What is being asked :: Output all entries verbatim.

Data for processing ::
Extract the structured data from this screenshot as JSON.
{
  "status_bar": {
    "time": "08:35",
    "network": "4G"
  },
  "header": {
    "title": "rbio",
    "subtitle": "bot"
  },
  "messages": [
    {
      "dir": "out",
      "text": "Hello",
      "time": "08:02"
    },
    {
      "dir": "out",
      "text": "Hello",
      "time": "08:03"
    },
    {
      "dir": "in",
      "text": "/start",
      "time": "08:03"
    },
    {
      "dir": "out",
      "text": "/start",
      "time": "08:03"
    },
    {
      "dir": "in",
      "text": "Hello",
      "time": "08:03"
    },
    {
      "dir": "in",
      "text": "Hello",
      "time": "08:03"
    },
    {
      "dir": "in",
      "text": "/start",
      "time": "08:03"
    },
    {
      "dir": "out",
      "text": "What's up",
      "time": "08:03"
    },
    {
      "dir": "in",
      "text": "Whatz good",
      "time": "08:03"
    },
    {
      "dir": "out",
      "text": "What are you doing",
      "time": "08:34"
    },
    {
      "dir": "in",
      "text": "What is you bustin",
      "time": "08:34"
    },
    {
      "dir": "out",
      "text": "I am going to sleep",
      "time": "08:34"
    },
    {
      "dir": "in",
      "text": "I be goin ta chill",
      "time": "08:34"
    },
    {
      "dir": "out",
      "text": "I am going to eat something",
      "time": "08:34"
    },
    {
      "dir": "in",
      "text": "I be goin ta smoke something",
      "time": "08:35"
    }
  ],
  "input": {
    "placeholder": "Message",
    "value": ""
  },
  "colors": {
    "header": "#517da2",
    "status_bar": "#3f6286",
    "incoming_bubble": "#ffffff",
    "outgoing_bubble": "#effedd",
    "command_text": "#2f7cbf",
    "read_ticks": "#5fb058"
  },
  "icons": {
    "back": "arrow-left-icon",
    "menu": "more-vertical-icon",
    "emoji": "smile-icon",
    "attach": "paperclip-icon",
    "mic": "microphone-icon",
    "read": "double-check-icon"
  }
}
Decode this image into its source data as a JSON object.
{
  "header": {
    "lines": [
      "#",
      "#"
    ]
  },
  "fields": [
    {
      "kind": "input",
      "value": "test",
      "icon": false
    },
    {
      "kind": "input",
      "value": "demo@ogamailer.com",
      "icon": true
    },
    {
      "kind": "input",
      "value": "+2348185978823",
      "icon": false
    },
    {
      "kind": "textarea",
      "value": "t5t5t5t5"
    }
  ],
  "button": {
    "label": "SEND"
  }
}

Answer to this task ::
Extract the structured data from this screenshot as JSON.
{
  "status_bar": {
    "time": "08:35",
    "network": "4G"
  },
  "header": {
    "title": "rbio",
    "subtitle": "bot"
  },
  "messages": [
    {
      "dir": "out",
      "text": "Hello",
      "time": "08:02"
    },
    {
      "dir": "out",
      "text": "Hello",
      "time": "08:03"
    },
    {
      "dir": "in",
      "text": "/start",
      "time": "08:03"
    },
    {
      "dir": "out",
      "text": "/start",
      "time": "08:03"
    },
    {
      "dir": "in",
      "text": "Hello",
      "time": "08:03"
    },
    {
      "dir": "in",
      "text": "Hello",
      "time": "08:03"
    },
    {
      "dir": "in",
      "text": "/start",
      "time": "08:03"
    },
    {
      "dir": "out",
      "text": "What's up",
      "time": "08:03"
    },
    {
      "dir": "in",
      "text": "Whatz good",
      "time": "08:03"
    },
    {
      "dir": "out",
      "text": "What are you doing",
      "time": "08:34"
    },
    {
      "dir": "in",
      "text": "What is you bustin",
      "time": "08:34"
    },
    {
      "dir": "out",
      "text": "I am going to sleep",
      "time": "08:34"
    },
    {
      "dir": "in",
      "text": "I be goin ta chill",
      "time": "08:34"
    },
    {
      "dir": "out",
      "text": "I am going to eat something",
      "time": "08:34"
    },
    {
      "dir": "in",
      "text": "I be goin ta smoke something",
      "time": "08:35"
    }
  ],
  "input": {
    "placeholder": "Message",
    "value": ""
  },
  "colors": {
    "header": "#517da2",
    "status_bar": "#3f6286",
    "incoming_bubble": "#ffffff",
    "outgoing_bubble": "#effedd",
    "command_text": "#2f7cbf",
    "read_ticks": "#5fb058"
  },
  "icons": {
    "back": "arrow-left-icon",
    "menu": "more-vertical-icon",
    "emoji": "smile-icon",
    "attach": "paperclip-icon",
    "mic": "microphone-icon",
    "read": "double-check-icon"
  }
}
Decode this image into its source data as a JSON object.
{
  "header": {
    "lines": [
      "#",
      "#"
    ]
  },
  "fields": [
    {
      "kind": "input",
      "value": "test",
      "icon": false
    },
    {
      "kind": "input",
      "value": "demo@ogamailer.com",
      "icon": true
    },
    {
      "kind": "input",
      "value": "+2348185978823",
      "icon": false
    },
    {
      "kind": "textarea",
      "value": "t5t5t5t5"
    }
  ],
  "button": {
    "label": "SEND"
  }
}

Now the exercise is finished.